Pick out all lines with the word "записей" from the records that follow.

---

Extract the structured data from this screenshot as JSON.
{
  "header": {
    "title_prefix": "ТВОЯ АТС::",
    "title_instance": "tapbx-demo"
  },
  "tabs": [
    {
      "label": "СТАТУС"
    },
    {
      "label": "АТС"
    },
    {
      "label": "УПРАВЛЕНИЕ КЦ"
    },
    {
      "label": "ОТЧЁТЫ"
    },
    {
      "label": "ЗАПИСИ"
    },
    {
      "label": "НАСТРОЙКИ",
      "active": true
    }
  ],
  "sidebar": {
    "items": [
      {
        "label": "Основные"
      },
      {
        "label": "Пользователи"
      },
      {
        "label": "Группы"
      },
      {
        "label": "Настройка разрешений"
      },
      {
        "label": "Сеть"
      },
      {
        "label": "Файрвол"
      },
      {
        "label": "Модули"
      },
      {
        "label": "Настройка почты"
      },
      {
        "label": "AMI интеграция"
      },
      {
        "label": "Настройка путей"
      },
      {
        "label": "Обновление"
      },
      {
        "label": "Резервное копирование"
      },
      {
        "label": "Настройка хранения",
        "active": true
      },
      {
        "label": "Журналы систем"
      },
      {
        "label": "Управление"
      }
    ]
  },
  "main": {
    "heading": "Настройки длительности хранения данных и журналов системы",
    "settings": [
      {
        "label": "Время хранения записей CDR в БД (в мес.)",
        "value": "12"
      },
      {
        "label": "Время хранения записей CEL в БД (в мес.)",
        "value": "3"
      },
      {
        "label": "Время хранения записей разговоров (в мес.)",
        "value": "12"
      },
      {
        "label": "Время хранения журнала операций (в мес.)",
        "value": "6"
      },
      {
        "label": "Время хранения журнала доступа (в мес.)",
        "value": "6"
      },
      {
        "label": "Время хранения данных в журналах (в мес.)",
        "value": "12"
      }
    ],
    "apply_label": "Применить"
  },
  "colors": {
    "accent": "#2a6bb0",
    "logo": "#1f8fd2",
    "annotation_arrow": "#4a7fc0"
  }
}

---

- Output for this exercise:
        "label": "Время хранения записей CDR в БД (в мес.)",
        "label": "Время хранения записей CEL в БД (в мес.)",
        "label": "Время хранения записей разговоров (в мес.)",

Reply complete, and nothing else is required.